» **What is being asked**
Please return every line in the entries below with the word "icon" in it.

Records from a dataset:
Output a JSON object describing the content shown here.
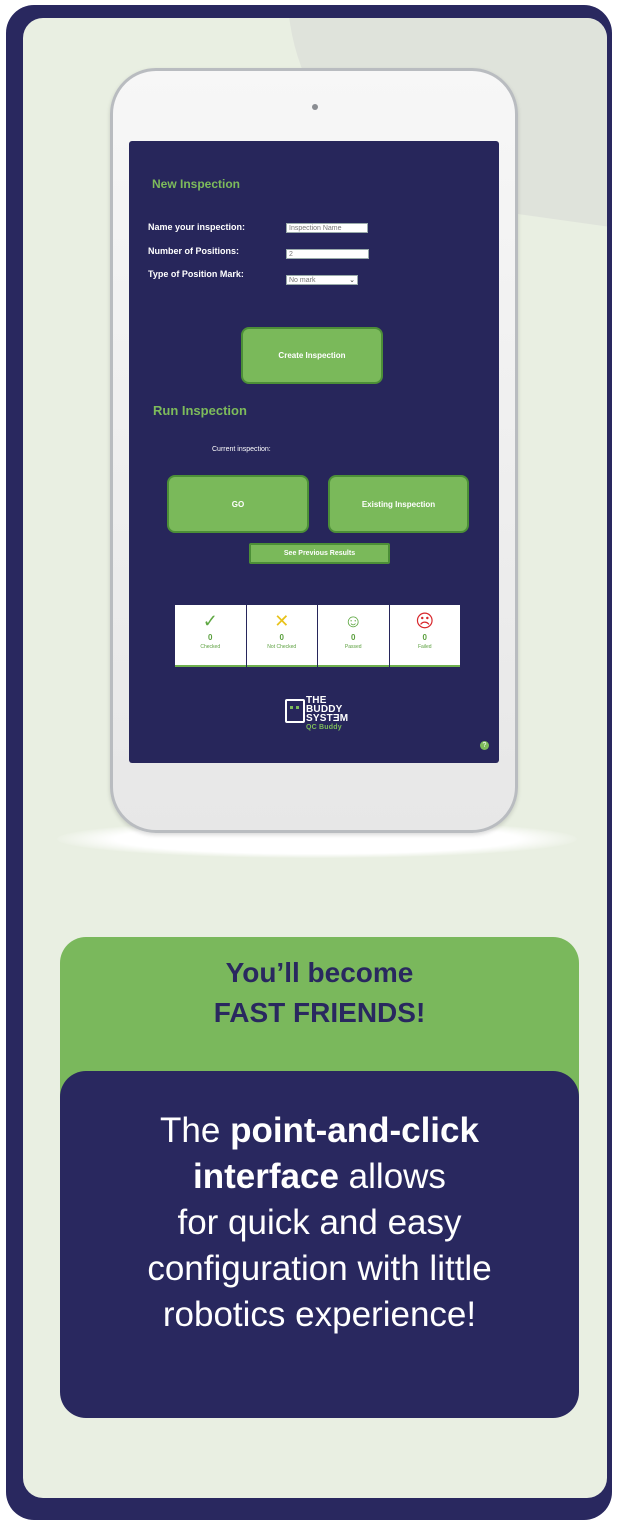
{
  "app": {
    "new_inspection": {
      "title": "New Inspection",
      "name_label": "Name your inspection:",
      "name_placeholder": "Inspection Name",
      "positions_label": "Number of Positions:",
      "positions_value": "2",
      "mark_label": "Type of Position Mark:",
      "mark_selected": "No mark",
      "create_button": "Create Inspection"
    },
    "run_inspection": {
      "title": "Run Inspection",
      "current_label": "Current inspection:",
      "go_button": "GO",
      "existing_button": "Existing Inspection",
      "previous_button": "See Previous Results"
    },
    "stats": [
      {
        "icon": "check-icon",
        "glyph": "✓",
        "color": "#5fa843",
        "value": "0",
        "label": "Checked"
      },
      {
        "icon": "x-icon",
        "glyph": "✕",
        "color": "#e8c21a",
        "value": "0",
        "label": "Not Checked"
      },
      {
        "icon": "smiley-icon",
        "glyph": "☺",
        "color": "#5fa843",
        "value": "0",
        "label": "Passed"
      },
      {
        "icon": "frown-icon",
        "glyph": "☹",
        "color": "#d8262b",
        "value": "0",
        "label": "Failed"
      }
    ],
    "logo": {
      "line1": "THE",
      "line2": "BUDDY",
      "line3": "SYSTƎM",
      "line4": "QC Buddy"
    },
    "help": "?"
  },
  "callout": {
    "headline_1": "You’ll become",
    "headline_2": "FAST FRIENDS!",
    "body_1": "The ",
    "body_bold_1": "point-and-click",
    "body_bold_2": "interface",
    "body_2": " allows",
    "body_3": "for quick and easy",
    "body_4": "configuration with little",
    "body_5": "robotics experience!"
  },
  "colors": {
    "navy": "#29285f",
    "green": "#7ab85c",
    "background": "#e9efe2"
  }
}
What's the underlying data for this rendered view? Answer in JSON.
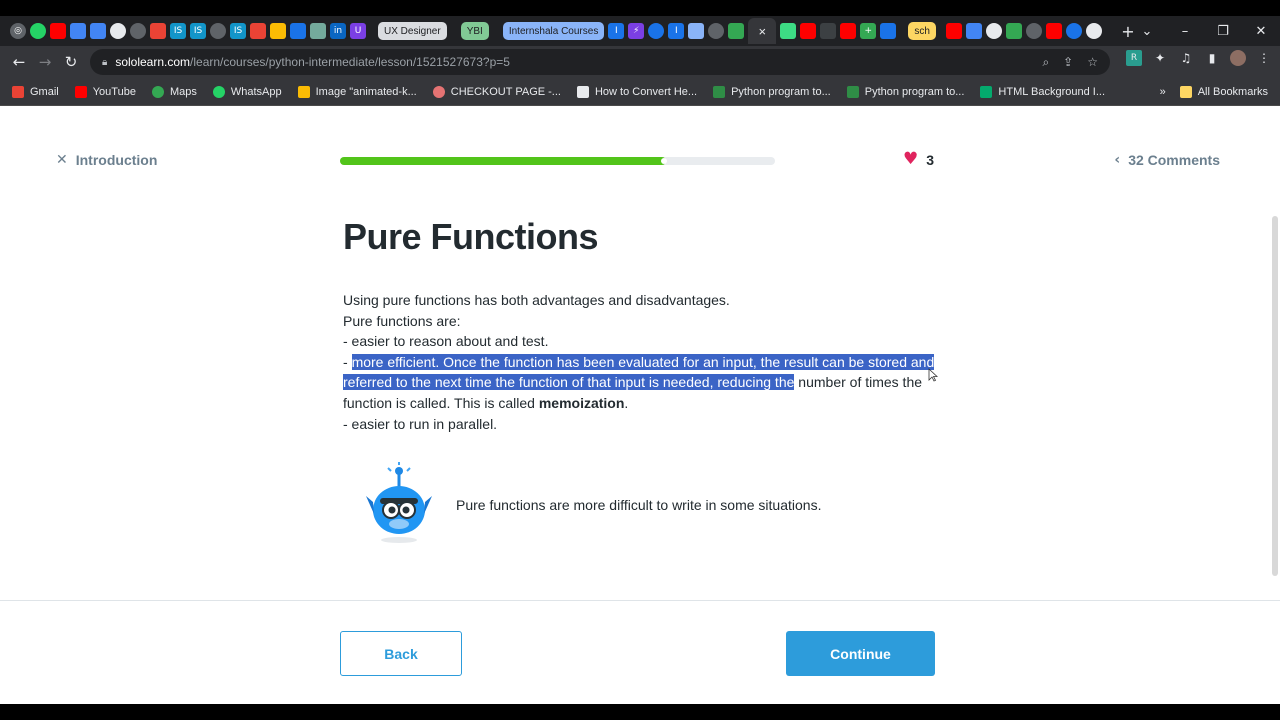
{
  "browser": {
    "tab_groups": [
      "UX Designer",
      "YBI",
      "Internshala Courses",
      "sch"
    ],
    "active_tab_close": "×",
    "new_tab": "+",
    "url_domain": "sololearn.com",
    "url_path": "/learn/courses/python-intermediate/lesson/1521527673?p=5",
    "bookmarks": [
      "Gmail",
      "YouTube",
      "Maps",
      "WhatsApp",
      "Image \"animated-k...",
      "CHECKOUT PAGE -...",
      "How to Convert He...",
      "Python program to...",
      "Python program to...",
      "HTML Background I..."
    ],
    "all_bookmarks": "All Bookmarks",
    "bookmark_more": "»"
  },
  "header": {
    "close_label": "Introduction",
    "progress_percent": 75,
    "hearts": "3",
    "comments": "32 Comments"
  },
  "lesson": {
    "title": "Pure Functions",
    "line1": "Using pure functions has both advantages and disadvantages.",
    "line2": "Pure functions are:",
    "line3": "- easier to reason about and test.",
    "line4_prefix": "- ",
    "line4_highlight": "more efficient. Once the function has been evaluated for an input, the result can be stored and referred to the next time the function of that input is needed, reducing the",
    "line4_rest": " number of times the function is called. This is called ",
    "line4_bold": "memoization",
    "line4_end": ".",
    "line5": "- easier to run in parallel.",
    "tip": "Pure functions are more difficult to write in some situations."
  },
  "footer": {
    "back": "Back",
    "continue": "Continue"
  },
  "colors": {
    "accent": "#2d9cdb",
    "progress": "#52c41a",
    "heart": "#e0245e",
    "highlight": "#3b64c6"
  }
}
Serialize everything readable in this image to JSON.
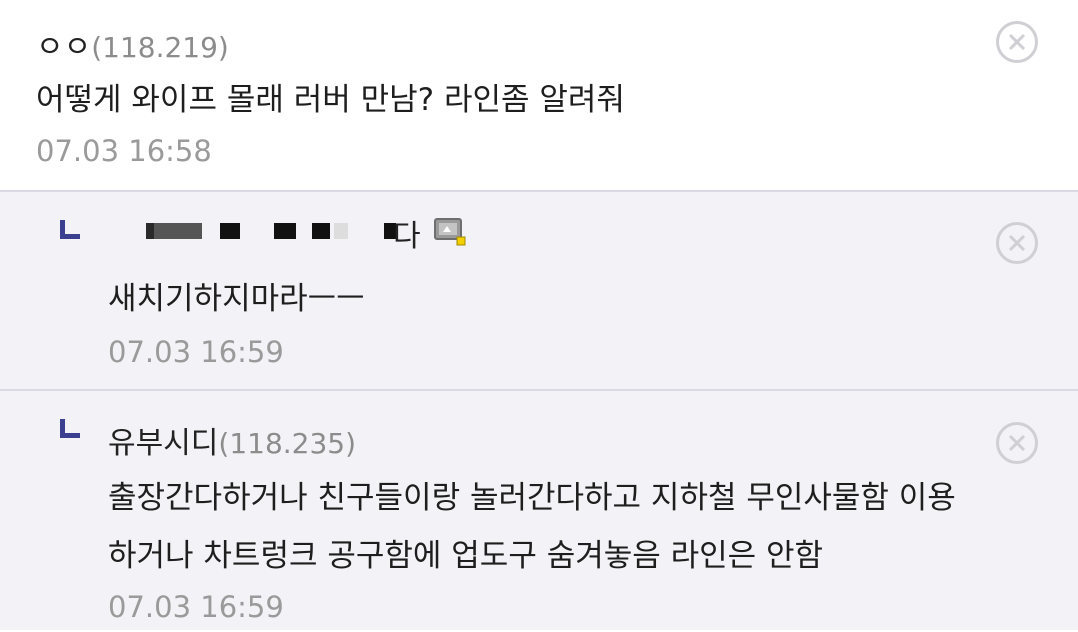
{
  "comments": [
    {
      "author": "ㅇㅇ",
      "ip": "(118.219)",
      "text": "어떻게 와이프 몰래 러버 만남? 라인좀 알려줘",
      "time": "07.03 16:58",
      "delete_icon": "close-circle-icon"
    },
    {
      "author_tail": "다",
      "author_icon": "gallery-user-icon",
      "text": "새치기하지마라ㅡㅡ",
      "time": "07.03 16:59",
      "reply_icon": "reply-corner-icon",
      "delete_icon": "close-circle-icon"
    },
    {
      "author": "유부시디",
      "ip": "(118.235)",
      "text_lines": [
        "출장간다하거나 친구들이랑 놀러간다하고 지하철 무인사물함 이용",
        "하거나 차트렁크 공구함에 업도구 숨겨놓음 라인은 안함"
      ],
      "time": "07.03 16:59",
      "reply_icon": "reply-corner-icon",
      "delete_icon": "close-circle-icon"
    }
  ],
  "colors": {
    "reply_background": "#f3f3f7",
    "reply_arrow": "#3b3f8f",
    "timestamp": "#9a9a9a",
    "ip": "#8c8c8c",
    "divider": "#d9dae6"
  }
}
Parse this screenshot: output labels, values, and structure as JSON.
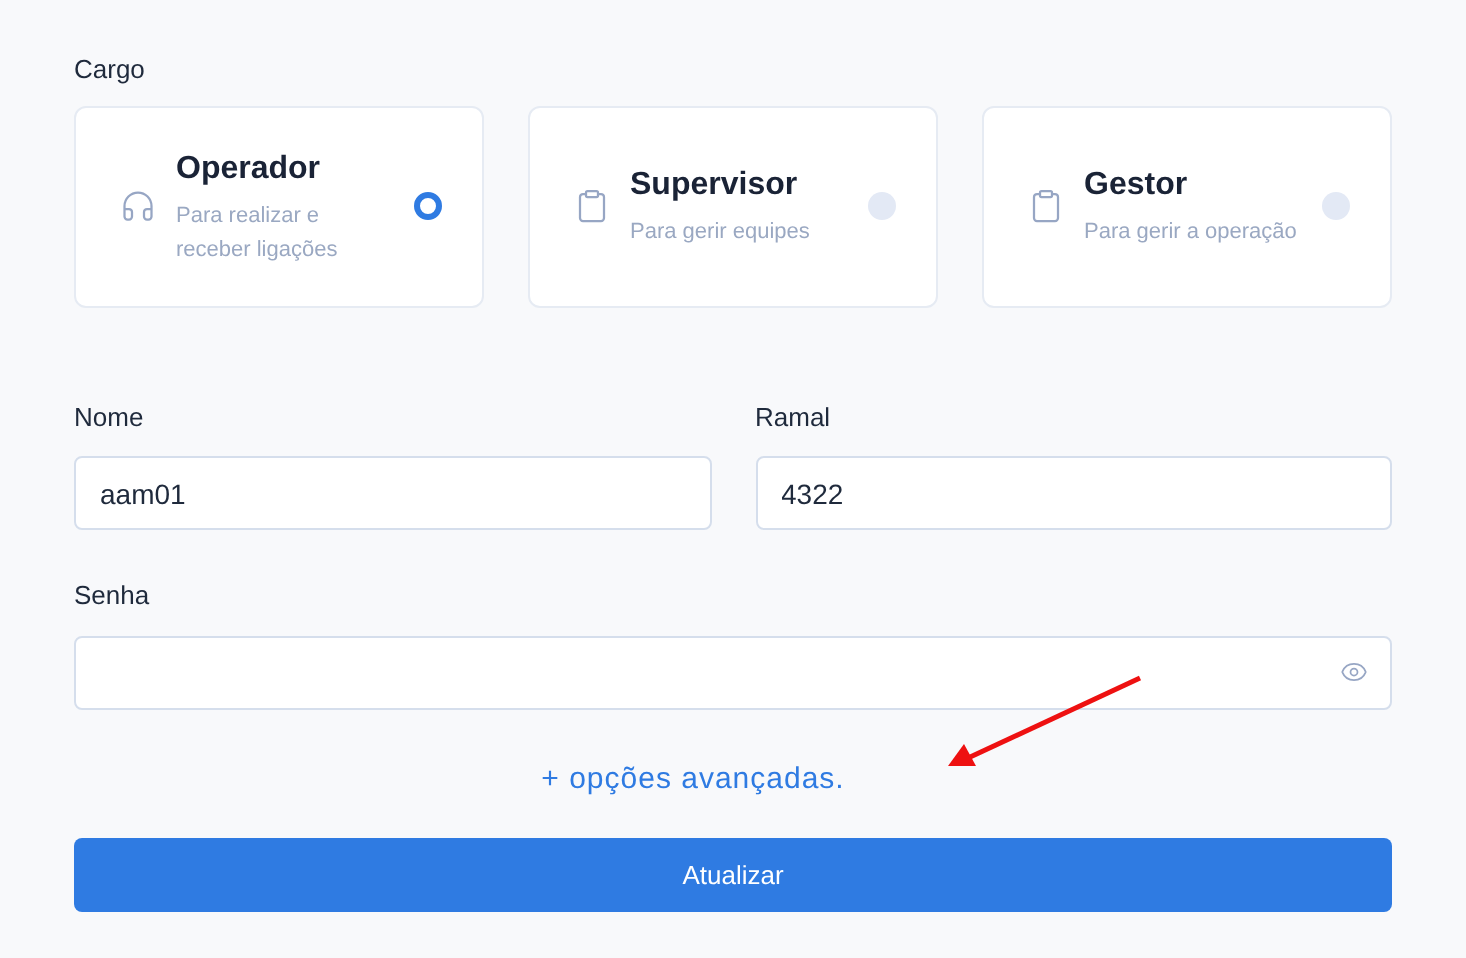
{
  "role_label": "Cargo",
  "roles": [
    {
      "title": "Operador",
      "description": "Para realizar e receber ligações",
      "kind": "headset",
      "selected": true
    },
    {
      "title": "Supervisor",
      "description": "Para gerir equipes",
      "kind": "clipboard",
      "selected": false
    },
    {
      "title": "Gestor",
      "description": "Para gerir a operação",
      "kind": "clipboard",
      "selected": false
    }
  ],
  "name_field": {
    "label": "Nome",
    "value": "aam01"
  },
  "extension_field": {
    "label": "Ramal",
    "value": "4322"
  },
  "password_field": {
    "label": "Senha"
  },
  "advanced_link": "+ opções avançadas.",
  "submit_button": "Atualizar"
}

» **Solution for this task**
        "icon": "check-icon",
        "icon": "x-icon",
        "icon": "smiley-icon",
        "icon": "frown-icon",
      "delete_icon": "close-circle-icon"
      "author_icon": "gallery-user-icon",
      "reply_icon": "reply-corner-icon",
      "delete_icon": "close-circle-icon"
      "reply_icon": "reply-corner-icon",
      "delete_icon": "close-circle-icon"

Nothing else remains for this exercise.